Once a girl was born with a curse that she would marry her own son. As soon as she hears the curse, she vows to escape the fate by secluding herself in the dense forest, eating only fruits and foreswearing all male company. But when she attains puberty, as fate would have it, she eats a mango from a tree under which a passing king has urinated. The mango impregnates her; bewildered, she gives birth to a male child; she wraps the baby in a piece of her sari and throws him into a nearby stream. The child is picked up by a childless king of the next kingdom, and brings him up as a handsome young adventurous prince. One day the young prince comes hunting in the same jungle where the cursed woman lives. They fall in love. She tells herself her son is longer alive and she can marry the boy she is in love with. She marries him and bears his child. According to the custom, the father’s swaddling clothes are preserved and brought out for the new born son. When the prince’s swaddling clothes brought out she recognizes her sari, with which she had swaddled her first son, now her husband and understands her fate had really caught up with her.
She waits till everyone is asleep and sings her lullaby to her new born baby:
O brother to my husband
Sleep o sleep
She then hangs herself by the sari twisted into a rope.
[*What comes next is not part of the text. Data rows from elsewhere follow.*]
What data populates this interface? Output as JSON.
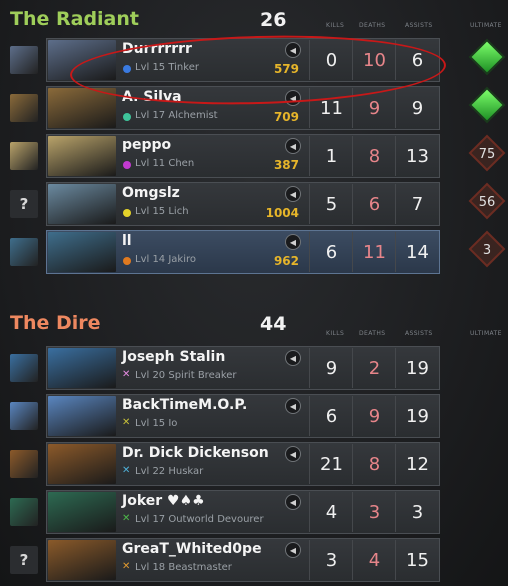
{
  "radiant": {
    "name": "The Radiant",
    "score": "26",
    "headers": {
      "kills": "KILLS",
      "deaths": "DEATHS",
      "assists": "ASSISTS",
      "ultimate": "ULTIMATE"
    },
    "players": [
      {
        "name": "Durrrrrrr",
        "level": "Lvl 15 Tinker",
        "gold": "579",
        "kills": "0",
        "deaths": "10",
        "assists": "6",
        "dot": "#3a7ae0",
        "ult": "",
        "ult_state": "ready",
        "hero_color": "#5d6e8a"
      },
      {
        "name": "A. Silva",
        "level": "Lvl 17 Alchemist",
        "gold": "709",
        "kills": "11",
        "deaths": "9",
        "assists": "9",
        "dot": "#3ec49a",
        "ult": "",
        "ult_state": "ready",
        "hero_color": "#8a6a3a"
      },
      {
        "name": "peppo",
        "level": "Lvl 11 Chen",
        "gold": "387",
        "kills": "1",
        "deaths": "8",
        "assists": "13",
        "dot": "#c23ad0",
        "ult": "75",
        "ult_state": "cd",
        "hero_color": "#b9a36a"
      },
      {
        "name": "Omgslz",
        "level": "Lvl 15 Lich",
        "gold": "1004",
        "kills": "5",
        "deaths": "6",
        "assists": "7",
        "dot": "#e4d22a",
        "ult": "56",
        "ult_state": "cd",
        "hero_color": "#6b8aa0"
      },
      {
        "name": "ll",
        "level": "Lvl 14 Jakiro",
        "gold": "962",
        "kills": "6",
        "deaths": "11",
        "assists": "14",
        "dot": "#e07a20",
        "ult": "3",
        "ult_state": "cd",
        "hero_color": "#3f6e8c"
      }
    ]
  },
  "dire": {
    "name": "The Dire",
    "score": "44",
    "headers": {
      "kills": "KILLS",
      "deaths": "DEATHS",
      "assists": "ASSISTS",
      "ultimate": "ULTIMATE"
    },
    "players": [
      {
        "name": "Joseph Stalin",
        "level": "Lvl 20 Spirit Breaker",
        "kills": "9",
        "deaths": "2",
        "assists": "19",
        "mark": "#e38be0",
        "hero_color": "#3a6fa0"
      },
      {
        "name": "BackTimeM.O.P.",
        "level": "Lvl 15 Io",
        "kills": "6",
        "deaths": "9",
        "assists": "19",
        "mark": "#c7c03a",
        "hero_color": "#5a86c0"
      },
      {
        "name": "Dr. Dick Dickenson",
        "level": "Lvl 22 Huskar",
        "kills": "21",
        "deaths": "8",
        "assists": "12",
        "mark": "#4fb0d8",
        "hero_color": "#8c5a2a"
      },
      {
        "name": "Joker ♥♠♣",
        "level": "Lvl 17 Outworld Devourer",
        "kills": "4",
        "deaths": "3",
        "assists": "3",
        "mark": "#4eb84a",
        "hero_color": "#2d6a52"
      },
      {
        "name": "GreaT_Whited0pe",
        "level": "Lvl 18 Beastmaster",
        "kills": "3",
        "deaths": "4",
        "assists": "15",
        "mark": "#e09a30",
        "hero_color": "#8a5a2a"
      }
    ]
  },
  "icons": {
    "speaker": "speaker-icon",
    "unknown": "?"
  }
}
Collector: A.K. Ramanujan
Source: “The Indian Oedipus” (pp109-136), Vishnu on Freud’s Desk. Ed by J. Kripal, & T. G Vaidyanathan, Oxford University Press, 1999